"""

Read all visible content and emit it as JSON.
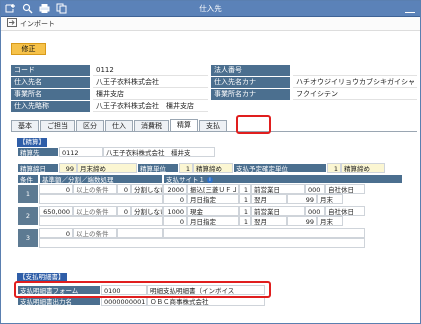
{
  "window": {
    "title": "仕入先"
  },
  "toolbar": {
    "icons": [
      "new-icon",
      "search-icon",
      "print-icon",
      "copy-icon"
    ]
  },
  "importbar": {
    "label": "インポート"
  },
  "mode": {
    "label": "修正"
  },
  "info": {
    "code": {
      "label": "コード",
      "value": "0112"
    },
    "name": {
      "label": "仕入先名",
      "value": "八王子衣料株式会社"
    },
    "office": {
      "label": "事業所名",
      "value": "橿井支店"
    },
    "contact": {
      "label": "仕入先略称",
      "value": "八王子衣料株式会社　橿井支店"
    },
    "corp": {
      "label": "法人番号",
      "value": ""
    },
    "name_kana": {
      "label": "仕入先名カナ",
      "value": "ハチオウジイリョウカブシキガイシャ"
    },
    "office_kana": {
      "label": "事業所名カナ",
      "value": "フクイシテン"
    }
  },
  "tabs": [
    {
      "label": "基本"
    },
    {
      "label": "ご担当"
    },
    {
      "label": "区分"
    },
    {
      "label": "仕入"
    },
    {
      "label": "消費税"
    },
    {
      "label": "精算"
    },
    {
      "label": "支払"
    }
  ],
  "seisan": {
    "section_title": "【精算】",
    "seisansaki": {
      "label": "精算先",
      "code": "0112",
      "name": "八王子衣料株式会社　橿井支"
    },
    "seisanbi": {
      "label": "精算締日",
      "day": "99",
      "text": "月末締め"
    },
    "tani": {
      "label": "精算単位",
      "day": "1",
      "text": "精算締め"
    },
    "yotei": {
      "label": "支払予定確定単位",
      "day": "1",
      "text": "精算締め"
    },
    "cond_header": {
      "joken": "条件",
      "kijun": "基準額／分割／端数処理",
      "site": "支払サイト１"
    },
    "conditions": [
      {
        "no": "1",
        "amount": "0",
        "above": "以上の条件",
        "div_code": "0",
        "div_text": "分割しない",
        "r1_code": "2000",
        "r1_text": "振込[三菱ＵＦＪ",
        "r1_n": "1",
        "r1_t": "前営業日",
        "r1_c3": "000",
        "r1_t3": "自社休日",
        "r2_code": "0",
        "r2_text": "月日指定",
        "r2_n": "1",
        "r2_t": "翌月",
        "r2_d": "99",
        "r2_e": "月末"
      },
      {
        "no": "2",
        "amount": "650,000",
        "above": "以上の条件",
        "div_code": "0",
        "div_text": "分割しない",
        "r1_code": "1000",
        "r1_text": "現金",
        "r1_n": "1",
        "r1_t": "前営業日",
        "r1_c3": "000",
        "r1_t3": "自社休日",
        "r2_code": "0",
        "r2_text": "月日指定",
        "r2_n": "1",
        "r2_t": "翌月",
        "r2_d": "99",
        "r2_e": "月末"
      },
      {
        "no": "3",
        "amount": "0",
        "above": "以上の条件",
        "div_code": "",
        "div_text": "",
        "r1_code": "",
        "r1_text": "",
        "r1_n": "",
        "r1_t": "",
        "r1_c3": "",
        "r1_t3": "",
        "r2_code": "",
        "r2_text": "",
        "r2_n": "",
        "r2_t": "",
        "r2_d": "",
        "r2_e": ""
      }
    ]
  },
  "meisaisho": {
    "section_title": "【支払明細書】",
    "form": {
      "label": "支払明細書フォーム",
      "code": "0100",
      "name": "明細支払明細書（インボイス"
    },
    "output": {
      "label": "支払明細書出力名",
      "code": "0000000001",
      "name": "ＯＢＣ商事株式会社"
    }
  },
  "colors": {
    "titlebar": "#5b82b8",
    "label_bg": "#4b6f8f",
    "highlight": "#e01e1e",
    "mode_badge": "#f6c24a"
  }
}
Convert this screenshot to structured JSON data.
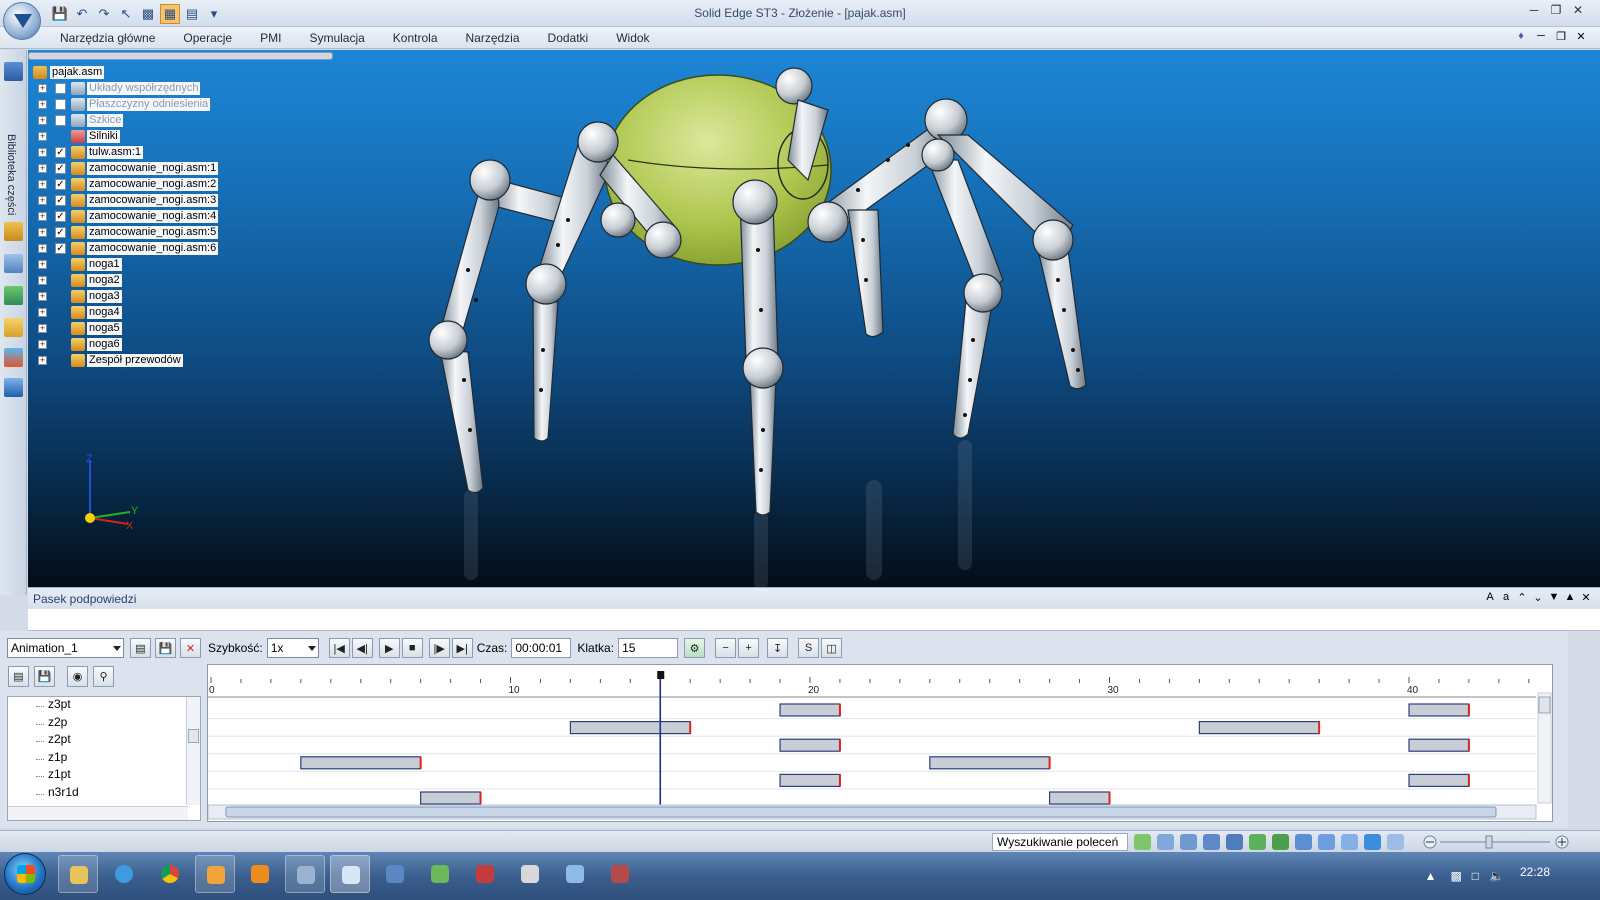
{
  "window": {
    "title": "Solid Edge ST3 - Złożenie - [pajak.asm]"
  },
  "menu": {
    "items": [
      "Narzędzia główne",
      "Operacje",
      "PMI",
      "Symulacja",
      "Kontrola",
      "Narzędzia",
      "Dodatki",
      "Widok"
    ]
  },
  "left_panel": {
    "library_label": "Biblioteka części"
  },
  "tree": {
    "root": "pajak.asm",
    "items": [
      {
        "label": "Układy współrzędnych",
        "checked": false,
        "dim": true
      },
      {
        "label": "Płaszczyzny odniesienia",
        "checked": false,
        "dim": true
      },
      {
        "label": "Szkice",
        "checked": false,
        "dim": true
      },
      {
        "label": "Silniki",
        "checked": null,
        "dim": false
      },
      {
        "label": "tulw.asm:1",
        "checked": true,
        "dim": false
      },
      {
        "label": "zamocowanie_nogi.asm:1",
        "checked": true,
        "dim": false
      },
      {
        "label": "zamocowanie_nogi.asm:2",
        "checked": true,
        "dim": false
      },
      {
        "label": "zamocowanie_nogi.asm:3",
        "checked": true,
        "dim": false
      },
      {
        "label": "zamocowanie_nogi.asm:4",
        "checked": true,
        "dim": false
      },
      {
        "label": "zamocowanie_nogi.asm:5",
        "checked": true,
        "dim": false
      },
      {
        "label": "zamocowanie_nogi.asm:6",
        "checked": true,
        "dim": false
      },
      {
        "label": "noga1",
        "checked": null,
        "dim": false
      },
      {
        "label": "noga2",
        "checked": null,
        "dim": false
      },
      {
        "label": "noga3",
        "checked": null,
        "dim": false
      },
      {
        "label": "noga4",
        "checked": null,
        "dim": false
      },
      {
        "label": "noga5",
        "checked": null,
        "dim": false
      },
      {
        "label": "noga6",
        "checked": null,
        "dim": false
      },
      {
        "label": "Zespół przewodów",
        "checked": null,
        "dim": false
      }
    ]
  },
  "triad": {
    "x": "X",
    "y": "Y",
    "z": "Z"
  },
  "hint_bar": {
    "title": "Pasek podpowiedzi"
  },
  "animation": {
    "name": "Animation_1",
    "speed_label": "Szybkość:",
    "speed_value": "1x",
    "time_label": "Czas:",
    "time_value": "00:00:01",
    "frame_label": "Klatka:",
    "frame_value": "15",
    "timeline_ticks": [
      "0",
      "10",
      "20",
      "30",
      "40"
    ],
    "current_frame": 15,
    "tracks": [
      {
        "name": "z3pt",
        "bars": [
          [
            19,
            21
          ],
          [
            40,
            42
          ]
        ]
      },
      {
        "name": "z2p",
        "bars": [
          [
            12,
            16
          ],
          [
            33,
            37
          ]
        ]
      },
      {
        "name": "z2pt",
        "bars": [
          [
            19,
            21
          ],
          [
            40,
            42
          ]
        ]
      },
      {
        "name": "z1p",
        "bars": [
          [
            3,
            7
          ],
          [
            24,
            28
          ]
        ]
      },
      {
        "name": "z1pt",
        "bars": [
          [
            19,
            21
          ],
          [
            40,
            42
          ]
        ]
      },
      {
        "name": "n3r1d",
        "bars": [
          [
            7,
            9
          ],
          [
            28,
            30
          ]
        ]
      }
    ]
  },
  "status": {
    "command_search": "Wyszukiwanie poleceń"
  },
  "taskbar": {
    "clock": "22:28"
  }
}
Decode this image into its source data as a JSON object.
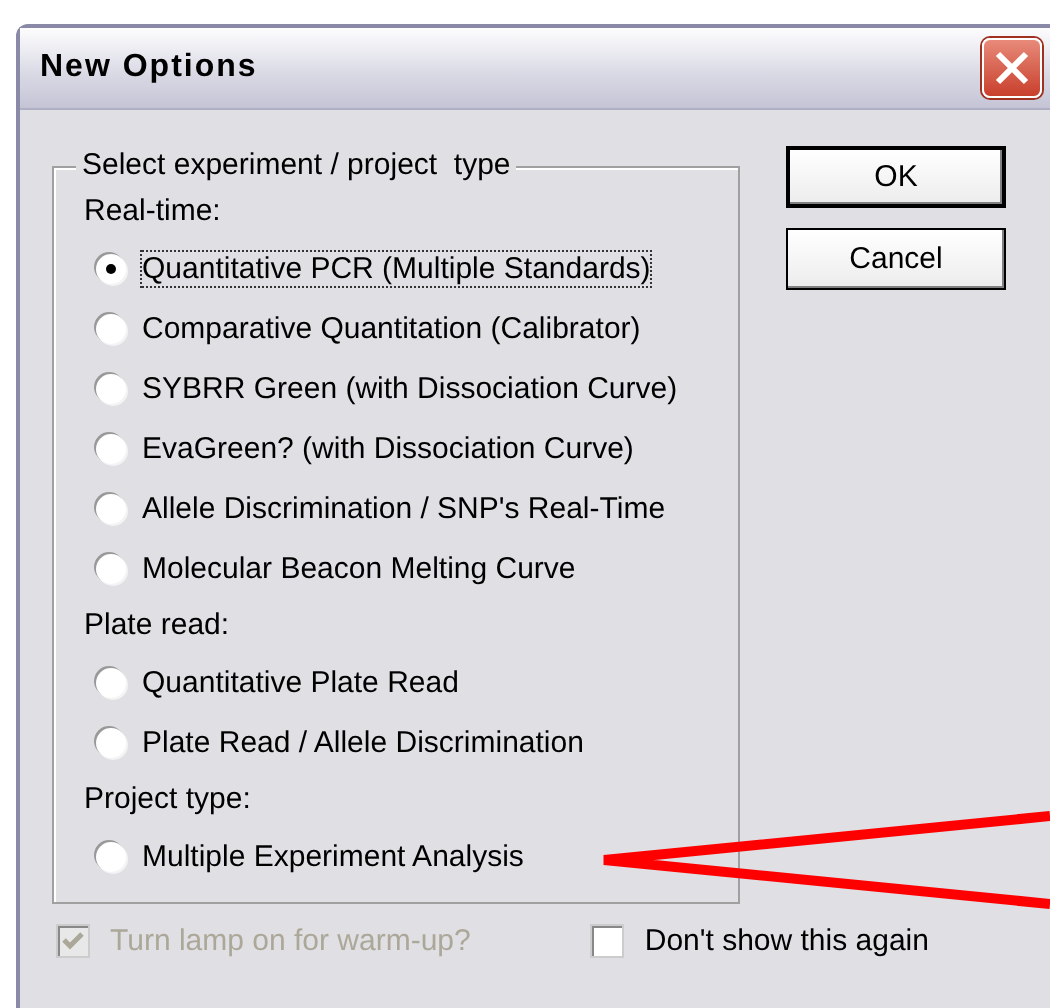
{
  "window": {
    "title": "New Options"
  },
  "group": {
    "legend": "Select experiment / project  type",
    "items": [
      {
        "kind": "heading",
        "label": "Real-time:"
      },
      {
        "kind": "radio",
        "label": "Quantitative PCR (Multiple Standards)",
        "selected": true
      },
      {
        "kind": "radio",
        "label": "Comparative Quantitation (Calibrator)",
        "selected": false
      },
      {
        "kind": "radio",
        "label": "SYBRR Green (with Dissociation Curve)",
        "selected": false
      },
      {
        "kind": "radio",
        "label": "EvaGreen? (with Dissociation Curve)",
        "selected": false
      },
      {
        "kind": "radio",
        "label": "Allele Discrimination / SNP's Real-Time",
        "selected": false
      },
      {
        "kind": "radio",
        "label": "Molecular Beacon Melting Curve",
        "selected": false
      },
      {
        "kind": "heading",
        "label": "Plate read:"
      },
      {
        "kind": "radio",
        "label": "Quantitative Plate Read",
        "selected": false
      },
      {
        "kind": "radio",
        "label": "Plate Read / Allele Discrimination",
        "selected": false
      },
      {
        "kind": "heading",
        "label": "Project type:"
      },
      {
        "kind": "radio",
        "label": "Multiple Experiment Analysis",
        "selected": false
      }
    ]
  },
  "buttons": [
    "OK",
    "Cancel"
  ],
  "checkboxes": [
    {
      "label": "Turn lamp on for warm-up?",
      "checked": true,
      "disabled": true
    },
    {
      "label": "Don't show this again",
      "checked": false,
      "disabled": false
    }
  ]
}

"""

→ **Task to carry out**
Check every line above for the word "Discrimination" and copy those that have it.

→ **Task solution**
        "label": "Allele Discrimination / SNP's Real-Time",
        "label": "Plate Read / Allele Discrimination",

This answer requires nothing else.